I was just about ready when the comlinks turned on. I passively looked at the screens, recognizing my new apprentice. This was a first, this kid was
“This is Vancouver, Sir. Reporting for duty, Sir.”
“Come in.” The prompt automatically released the lock and the door slid. The kid was excited to go on his first mission. Just a quick glance at
him told me that he was prepared, eager and ready to go.
“We’re launching in twenty clicks, Sir.”
I nodded as I finished replenishing the water in my suit compartment and looked at him once more, remembering how it was when I started, the
adventure, the adrenaline. After all that time that had passed, it had become more of a routine than anything else.
I friendlily tapped him on the shoulder.
“Let’s go then. And stop calling me sir, my name is Seattle.”
“Yes Si...I mean Seattle.”
As we walked to the assigned docking point, I tried remembering what year this was; 2562...not sure. The corridor we were in had transparent metal so
we could see the vastness of space, the Earth below and what was left of the moon. I was born on Damascus but went to Earth on numerous times, for
different missions and I always was curious about the stories of our past.
In the year 2184, an asteroid which was detected in 1999 and appropriately named 1999 RQ

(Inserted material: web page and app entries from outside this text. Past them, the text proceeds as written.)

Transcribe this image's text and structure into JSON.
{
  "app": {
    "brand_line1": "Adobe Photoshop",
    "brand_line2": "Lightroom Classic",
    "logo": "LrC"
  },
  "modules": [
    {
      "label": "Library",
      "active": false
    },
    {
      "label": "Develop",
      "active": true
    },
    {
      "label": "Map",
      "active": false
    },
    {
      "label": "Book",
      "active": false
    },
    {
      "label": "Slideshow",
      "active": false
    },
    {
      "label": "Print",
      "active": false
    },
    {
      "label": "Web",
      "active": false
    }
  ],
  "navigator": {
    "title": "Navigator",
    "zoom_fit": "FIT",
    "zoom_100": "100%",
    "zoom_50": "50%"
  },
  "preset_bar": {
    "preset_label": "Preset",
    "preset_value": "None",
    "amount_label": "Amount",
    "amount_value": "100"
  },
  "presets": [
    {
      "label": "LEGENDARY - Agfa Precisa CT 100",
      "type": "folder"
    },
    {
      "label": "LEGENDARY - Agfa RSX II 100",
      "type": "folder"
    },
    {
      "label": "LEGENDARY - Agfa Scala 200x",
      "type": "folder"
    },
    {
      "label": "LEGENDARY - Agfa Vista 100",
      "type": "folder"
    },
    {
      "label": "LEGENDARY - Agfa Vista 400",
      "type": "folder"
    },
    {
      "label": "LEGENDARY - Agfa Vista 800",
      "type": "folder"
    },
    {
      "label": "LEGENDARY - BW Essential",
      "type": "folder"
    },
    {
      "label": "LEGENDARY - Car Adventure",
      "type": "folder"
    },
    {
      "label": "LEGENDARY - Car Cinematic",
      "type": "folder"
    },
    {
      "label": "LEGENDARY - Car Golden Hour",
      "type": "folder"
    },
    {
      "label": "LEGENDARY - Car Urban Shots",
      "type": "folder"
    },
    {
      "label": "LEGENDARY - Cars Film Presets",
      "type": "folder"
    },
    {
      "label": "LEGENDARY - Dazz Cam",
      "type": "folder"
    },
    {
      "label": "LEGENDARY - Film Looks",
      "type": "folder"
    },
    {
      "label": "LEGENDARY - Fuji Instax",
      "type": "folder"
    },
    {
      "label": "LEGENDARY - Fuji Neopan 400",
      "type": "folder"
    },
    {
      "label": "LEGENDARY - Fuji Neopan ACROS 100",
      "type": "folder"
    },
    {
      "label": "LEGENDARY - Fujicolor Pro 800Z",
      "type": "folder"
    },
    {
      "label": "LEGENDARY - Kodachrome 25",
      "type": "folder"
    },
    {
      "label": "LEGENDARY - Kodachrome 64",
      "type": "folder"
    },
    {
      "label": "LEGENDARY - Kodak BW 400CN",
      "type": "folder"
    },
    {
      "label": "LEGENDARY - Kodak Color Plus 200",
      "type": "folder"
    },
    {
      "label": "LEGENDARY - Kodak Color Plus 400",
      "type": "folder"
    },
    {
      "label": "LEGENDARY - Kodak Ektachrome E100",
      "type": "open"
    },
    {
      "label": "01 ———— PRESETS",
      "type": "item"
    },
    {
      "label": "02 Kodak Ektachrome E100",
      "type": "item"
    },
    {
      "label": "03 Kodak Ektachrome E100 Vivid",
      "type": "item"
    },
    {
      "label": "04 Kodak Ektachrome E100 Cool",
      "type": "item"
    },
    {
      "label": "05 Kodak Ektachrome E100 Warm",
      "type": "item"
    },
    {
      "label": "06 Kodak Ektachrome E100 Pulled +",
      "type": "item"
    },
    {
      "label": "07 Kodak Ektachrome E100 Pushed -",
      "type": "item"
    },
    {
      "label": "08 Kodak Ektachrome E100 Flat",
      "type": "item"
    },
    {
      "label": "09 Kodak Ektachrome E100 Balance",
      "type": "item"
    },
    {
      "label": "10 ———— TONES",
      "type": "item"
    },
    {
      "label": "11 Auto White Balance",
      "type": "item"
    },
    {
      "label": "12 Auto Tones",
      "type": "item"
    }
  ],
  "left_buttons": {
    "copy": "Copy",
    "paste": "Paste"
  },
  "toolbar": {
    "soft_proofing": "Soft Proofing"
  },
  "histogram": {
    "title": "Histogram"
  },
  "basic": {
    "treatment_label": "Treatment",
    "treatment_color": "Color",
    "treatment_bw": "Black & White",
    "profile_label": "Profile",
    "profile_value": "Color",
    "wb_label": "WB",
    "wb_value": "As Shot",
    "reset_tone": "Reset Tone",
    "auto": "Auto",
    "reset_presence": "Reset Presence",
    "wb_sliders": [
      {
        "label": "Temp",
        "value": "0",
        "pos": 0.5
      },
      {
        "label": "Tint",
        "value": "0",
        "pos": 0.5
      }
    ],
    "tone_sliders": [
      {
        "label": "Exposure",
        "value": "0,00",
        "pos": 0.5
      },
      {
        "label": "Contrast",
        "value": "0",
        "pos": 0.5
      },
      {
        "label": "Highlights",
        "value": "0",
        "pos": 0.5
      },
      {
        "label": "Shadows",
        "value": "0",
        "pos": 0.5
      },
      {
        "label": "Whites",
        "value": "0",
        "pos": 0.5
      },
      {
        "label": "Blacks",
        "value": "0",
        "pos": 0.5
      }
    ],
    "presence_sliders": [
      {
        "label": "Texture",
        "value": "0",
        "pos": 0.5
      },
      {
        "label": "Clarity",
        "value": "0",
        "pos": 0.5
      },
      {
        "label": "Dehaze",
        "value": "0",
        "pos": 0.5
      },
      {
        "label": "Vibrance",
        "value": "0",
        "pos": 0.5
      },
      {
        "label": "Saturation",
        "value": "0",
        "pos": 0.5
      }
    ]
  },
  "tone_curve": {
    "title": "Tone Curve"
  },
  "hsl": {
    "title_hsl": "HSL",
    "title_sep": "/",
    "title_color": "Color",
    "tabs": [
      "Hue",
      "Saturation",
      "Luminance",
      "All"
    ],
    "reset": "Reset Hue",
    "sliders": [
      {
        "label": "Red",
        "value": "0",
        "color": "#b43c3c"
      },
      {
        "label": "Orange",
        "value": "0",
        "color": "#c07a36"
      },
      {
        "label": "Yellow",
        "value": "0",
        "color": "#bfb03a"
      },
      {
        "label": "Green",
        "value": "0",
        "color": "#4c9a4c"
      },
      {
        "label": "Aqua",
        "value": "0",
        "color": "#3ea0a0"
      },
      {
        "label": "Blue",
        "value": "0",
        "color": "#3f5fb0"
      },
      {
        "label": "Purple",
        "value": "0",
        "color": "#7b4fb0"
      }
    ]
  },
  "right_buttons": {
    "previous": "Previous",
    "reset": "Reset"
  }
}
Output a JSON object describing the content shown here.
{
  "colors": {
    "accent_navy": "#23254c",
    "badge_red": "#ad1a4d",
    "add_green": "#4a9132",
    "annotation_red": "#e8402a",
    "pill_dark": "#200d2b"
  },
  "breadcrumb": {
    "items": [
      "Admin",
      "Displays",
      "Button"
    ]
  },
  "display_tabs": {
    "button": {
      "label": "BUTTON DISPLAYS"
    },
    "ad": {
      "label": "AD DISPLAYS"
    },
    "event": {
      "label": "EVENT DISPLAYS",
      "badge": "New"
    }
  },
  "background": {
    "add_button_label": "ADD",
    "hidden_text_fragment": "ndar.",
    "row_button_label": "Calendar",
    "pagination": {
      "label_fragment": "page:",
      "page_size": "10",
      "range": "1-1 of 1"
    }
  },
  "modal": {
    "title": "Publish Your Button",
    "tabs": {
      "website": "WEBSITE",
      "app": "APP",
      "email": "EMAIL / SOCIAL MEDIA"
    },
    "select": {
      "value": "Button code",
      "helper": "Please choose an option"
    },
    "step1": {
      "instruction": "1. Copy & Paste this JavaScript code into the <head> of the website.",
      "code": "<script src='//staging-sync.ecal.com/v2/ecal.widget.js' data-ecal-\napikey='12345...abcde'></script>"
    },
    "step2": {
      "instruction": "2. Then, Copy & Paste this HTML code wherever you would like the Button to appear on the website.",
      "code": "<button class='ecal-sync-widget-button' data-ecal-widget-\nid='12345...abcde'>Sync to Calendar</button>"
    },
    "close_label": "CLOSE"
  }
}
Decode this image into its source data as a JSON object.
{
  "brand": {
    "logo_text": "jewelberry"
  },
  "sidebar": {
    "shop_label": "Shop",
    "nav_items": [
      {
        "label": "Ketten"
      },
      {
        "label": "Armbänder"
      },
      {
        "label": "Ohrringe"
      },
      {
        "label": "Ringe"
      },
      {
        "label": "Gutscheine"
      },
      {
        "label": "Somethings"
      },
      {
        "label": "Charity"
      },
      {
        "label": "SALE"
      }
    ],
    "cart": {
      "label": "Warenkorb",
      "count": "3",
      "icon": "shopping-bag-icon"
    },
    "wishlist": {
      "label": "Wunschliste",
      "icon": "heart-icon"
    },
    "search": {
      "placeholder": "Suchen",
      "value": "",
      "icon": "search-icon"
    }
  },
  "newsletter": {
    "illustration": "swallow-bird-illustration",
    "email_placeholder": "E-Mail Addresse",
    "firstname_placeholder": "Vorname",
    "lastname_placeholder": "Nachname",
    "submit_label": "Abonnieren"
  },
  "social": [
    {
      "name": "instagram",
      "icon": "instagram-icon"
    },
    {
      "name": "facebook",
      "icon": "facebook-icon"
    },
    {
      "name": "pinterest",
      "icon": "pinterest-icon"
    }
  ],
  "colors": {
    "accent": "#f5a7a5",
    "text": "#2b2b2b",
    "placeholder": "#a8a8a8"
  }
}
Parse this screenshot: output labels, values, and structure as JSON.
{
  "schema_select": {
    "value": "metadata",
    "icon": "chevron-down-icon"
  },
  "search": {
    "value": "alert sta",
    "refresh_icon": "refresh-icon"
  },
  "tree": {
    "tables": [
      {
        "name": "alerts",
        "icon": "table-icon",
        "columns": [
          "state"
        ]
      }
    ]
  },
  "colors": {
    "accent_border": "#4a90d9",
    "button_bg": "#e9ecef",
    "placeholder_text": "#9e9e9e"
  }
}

had fully impacted our moon, destroying almost half of it. In the early twenty first century, researchers from that era had done research for
decades on that peculiar asteroid, as the chances of hitting Earth were greater and greater as it approached. In the early twenty second century, they
had sent manned missions to alter its course. And alter it, they did. On July 4th, 2184, this asteroid would change the course of history forever.
The effects of the moon being partially destroyed affected the rotation of the Earth, which started to spin faster. The climate became extremely
violent, almost rendering Earth uninhabitable. There is still United Nations cells here and there on the planet, buried deep underground but the
surface has become an absolute waste. Somehow, some humans from the surface were able to survive and adapt to the weather’s aggressiveness. Some of
them had come to help in finishing the space city of Damascus
, a name reminiscent of our ancient past as
it was supposedly an ancient city that held the cradle of civilization. Some others, rebelled and refused to end up in space, claiming that the winds
would eventually calm down and that nature would return. Stupid dreams, if you ask me. They believed that humans were meant for Earth, no matter the
conditions and that to escape into space was not only cowardice but treason to mankind. Strange ideology, again, if you ask me.
All of us, born on Damascus were given city names, in remembrance of our once great human civilization. Depending on our aptitudes, the Damascus
Council assigned us to different tasks. My task, as would soon be my apprentice’s, was to find portal zones and report them.
During the course of centuries, humans on the surface were able to prove that what we see, what we hear, everything that our senses pick up, is in
fact one percent of what exists. That was a no brainer, really, we always knew that ninety nine percent of the occupied space was empty.
But they proved us wrong. They proved the Mutiverse, showing our Council that ninety nine percent of the space was not, as originally thought, empty
but filled with other dimensions. Over the centuries, they were able to learn to go in and out of dimensions back and forth through portals that they
invented, leading them to unknown areas of that ninety nine percent. As our Council had researched into this new information and had found it unsafe
or dangerous even, a team was put in place. We were called Surfacers. We land, we detect portals and we seal them off. I have been doing this, with
success actually, for a very long time and today, Vancouver would be initiated.
We reached the docking point and New York was there to greet us. This was an honor. New York was a veteran, a living legend.
“Gentlemen, a new portal might have been detected in New Orleans. Your job is to locate it, report it and seal it. Any questions?” As his question
was met with silence, he continued.
“I also wish to welcome our newest elites on the team, Glasbury, Melbourne and Vancouver. Make us proud, gentlemen!”
Vancouver and I were the ones to locate the portal. Denver, Glasbury, Teheran and Melbourne were the ones to seal it. The trip from Damascus to the
surface was as boring as it gets. It gave me time to explain the procedures of locating portals and Vancouver was all ears. It’s always the same
way, anyway. We find a survivor that looks suspicious, we trail him and he figures it out, then panics and leads us right to the portal where he
escapes. We pick up the coordinates, report them and the second team comes around to finish the job while we walk back to the transport.
edit on 5-1-2013 by SonoftheSun because: added title